What does policymaking via assurance look like? Here’s a Cliff’s Notes version of a Title I state plan that could meet the requirements of Alexander’s proposal:

Dear Secretary,

Here in the 51st state, we have really great standards.  Our colleges pinky-promise that students who meet the standards won’t be placed in remediation.

Further, we have really great tests, even though a handful of districts are creating their own and our process for ensuring reliability or consistent scoring is half-baked. And we’re also only administering state tests in three grades, so that means there aren’t any statewide growth measures—just local ones, maybe, but we swear we’re keeping track of that.

Speaking of growth, we have an accountability system that’s super awesome. It’s based on a multiple measures dashboard (see attached 47-factor dashboard that helpfully breaks down information into an easily downloadable, 33-page, 10-font report for each school), that includes the four-year adjusted cohort graduation rate (since that’s the only detail the feds require), proficiency rates, and a bunch of other metrics.

And if we do find that some Title I schools are low-performing—and we’re not saying that they are—we promise that our districts are working hard to improve them. We don’t know if those efforts are based on science or research, but we’re sure you don’t mind.

Keep an eye out for our report cards!

Sincerely, 51st State

Alexander’s draft bill may appear to keep at least some key elements of federal policy intact: challenging standards, testing, school ratings, improvement strategies, and so forth.

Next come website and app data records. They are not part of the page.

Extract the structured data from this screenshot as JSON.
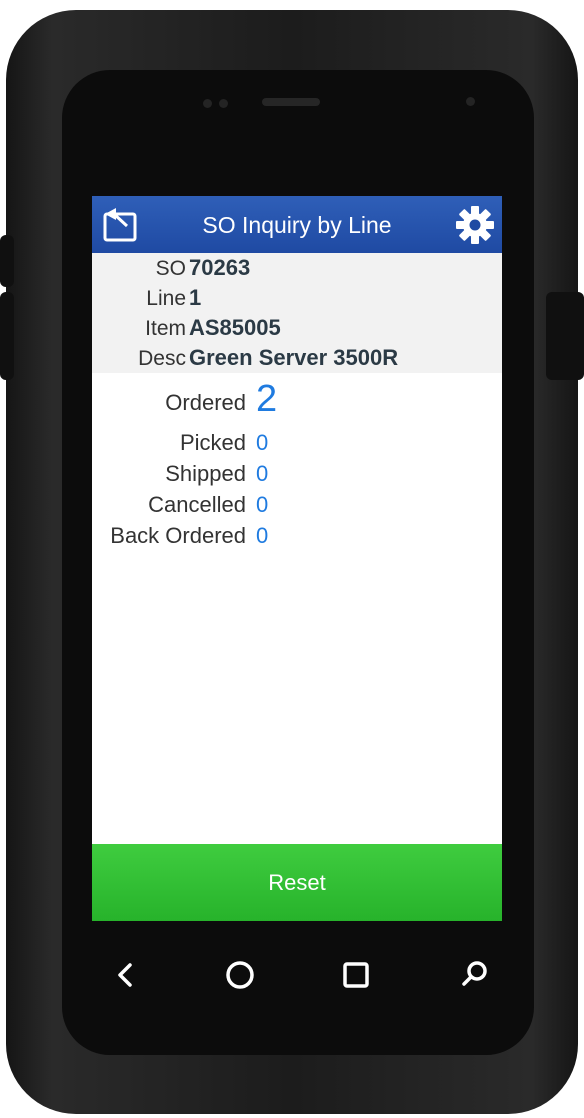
{
  "app": {
    "title": "SO Inquiry by Line",
    "back_icon": "back-arrow-icon",
    "settings_icon": "gear-icon",
    "accent_color": "#1f4aa3"
  },
  "header": {
    "so_label": "SO",
    "so_value": "70263",
    "line_label": "Line",
    "line_value": "1",
    "item_label": "Item",
    "item_value": "AS85005",
    "desc_label": "Desc",
    "desc_value": "Green Server 3500R"
  },
  "quantities": {
    "ordered_label": "Ordered",
    "ordered_value": "2",
    "picked_label": "Picked",
    "picked_value": "0",
    "shipped_label": "Shipped",
    "shipped_value": "0",
    "cancelled_label": "Cancelled",
    "cancelled_value": "0",
    "backordered_label": "Back Ordered",
    "backordered_value": "0",
    "value_color": "#1f7be0"
  },
  "actions": {
    "reset_label": "Reset",
    "reset_color": "#2fbd32"
  },
  "android_nav": {
    "back_icon": "android-back-icon",
    "home_icon": "android-home-icon",
    "recents_icon": "android-recents-icon",
    "search_icon": "search-icon"
  }
}
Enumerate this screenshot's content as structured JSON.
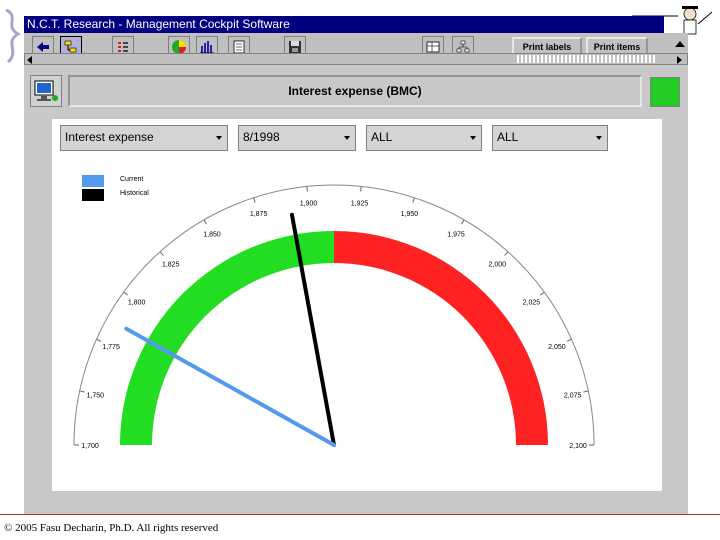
{
  "window": {
    "title": "N.C.T. Research - Management Cockpit Software"
  },
  "toolbar": {
    "print_labels": "Print labels",
    "print_items": "Print items"
  },
  "header": {
    "title": "Interest expense (BMC)",
    "status_color": "#22cc22"
  },
  "filters": [
    {
      "value": "Interest expense"
    },
    {
      "value": "8/1998"
    },
    {
      "value": "ALL"
    },
    {
      "value": "ALL"
    }
  ],
  "legend": [
    {
      "label": "Current",
      "color": "#5599ee"
    },
    {
      "label": "Historical",
      "color": "#000000"
    }
  ],
  "chart_data": {
    "type": "gauge",
    "min": 1700,
    "max": 2100,
    "ticks": [
      "1,700",
      "1,750",
      "1,775",
      "1,800",
      "1,825",
      "1,850",
      "1,875",
      "1,900",
      "1,925",
      "1,950",
      "1,975",
      "2,000",
      "2,025",
      "2,050",
      "2,075",
      "2,100"
    ],
    "bands": [
      {
        "from": 1700,
        "to": 1900,
        "color": "#22dd22"
      },
      {
        "from": 1900,
        "to": 2100,
        "color": "#ff2222"
      }
    ],
    "current": 1765,
    "historical": 1877
  },
  "footer": {
    "copyright": "© 2005 Fasu Decharin, Ph.D. All rights reserved"
  }
}
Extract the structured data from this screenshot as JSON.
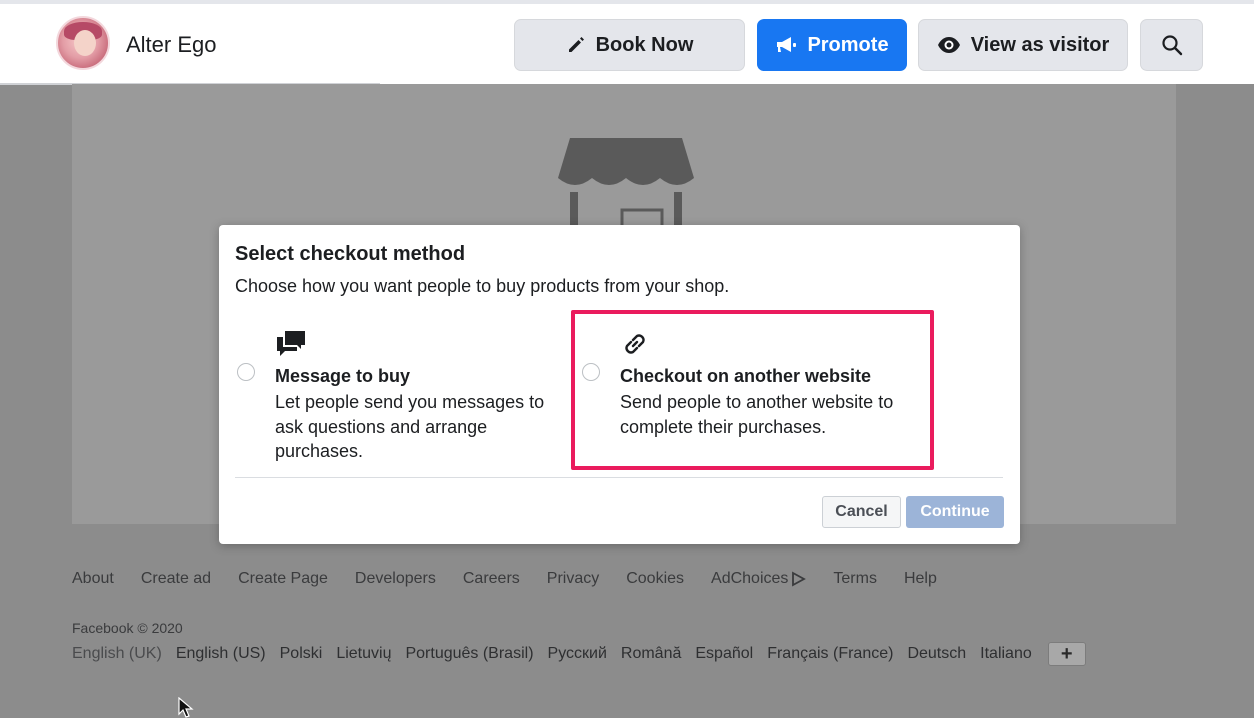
{
  "header": {
    "page_name": "Alter Ego",
    "buttons": {
      "book_now": "Book Now",
      "promote": "Promote",
      "view_as_visitor": "View as visitor"
    },
    "accent_color": "#1877f2"
  },
  "modal": {
    "title": "Select checkout method",
    "subtitle": "Choose how you want people to buy products from your shop.",
    "options": [
      {
        "icon": "message-bubbles-icon",
        "title": "Message to buy",
        "description": "Let people send you messages to ask questions and arrange purchases.",
        "selected": false
      },
      {
        "icon": "link-icon",
        "title": "Checkout on another website",
        "description": "Send people to another website to complete their purchases.",
        "selected": false,
        "highlighted": true
      }
    ],
    "cancel_label": "Cancel",
    "continue_label": "Continue",
    "highlight_color": "#ea1b5d"
  },
  "footer": {
    "links": [
      "About",
      "Create ad",
      "Create Page",
      "Developers",
      "Careers",
      "Privacy",
      "Cookies",
      "AdChoices",
      "Terms",
      "Help"
    ],
    "copyright": "Facebook © 2020",
    "languages": [
      "English (UK)",
      "English (US)",
      "Polski",
      "Lietuvių",
      "Português (Brasil)",
      "Русский",
      "Română",
      "Español",
      "Français (France)",
      "Deutsch",
      "Italiano"
    ],
    "more_languages": "+"
  }
}
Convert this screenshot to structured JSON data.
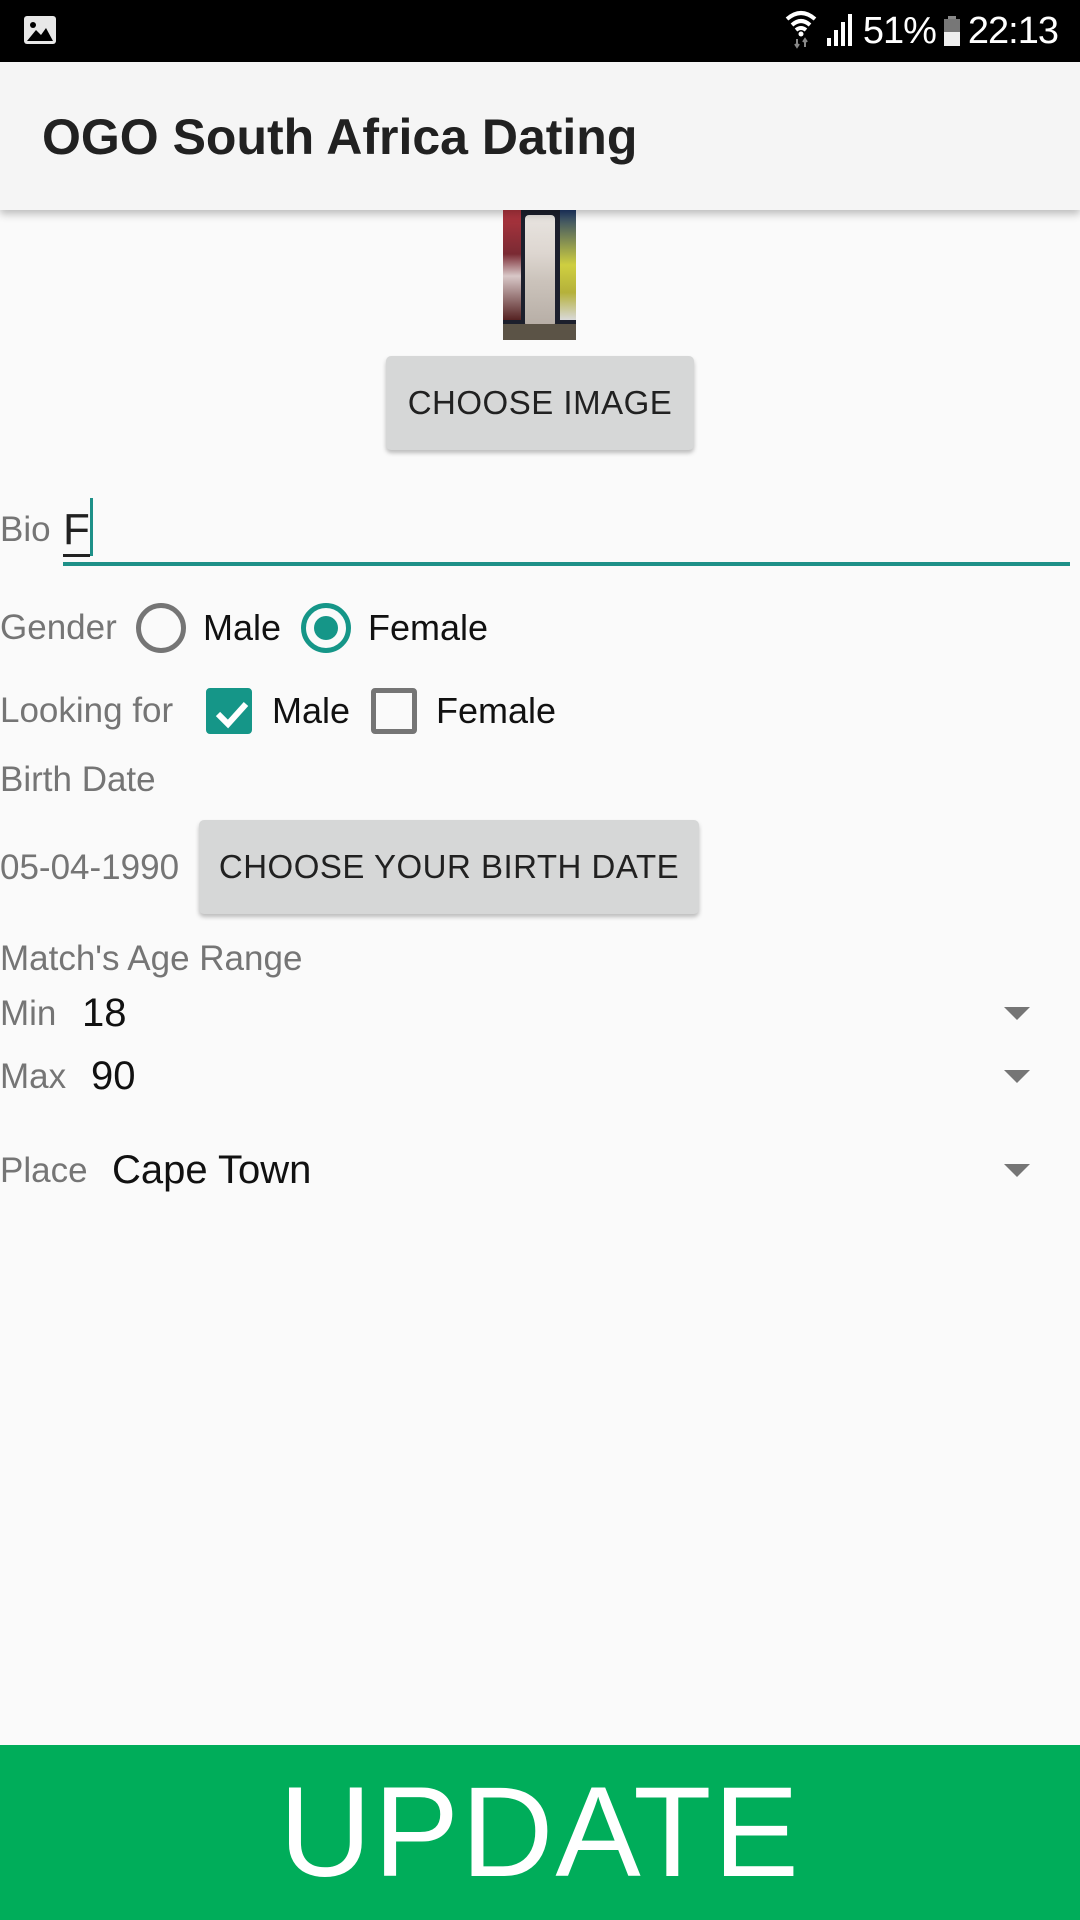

But thanks to the reliance on assurances, its Title I provisions are merely options masquerading as enforceable requirements.

It just goes to show, the only thing worse than a plan… is a really bad one.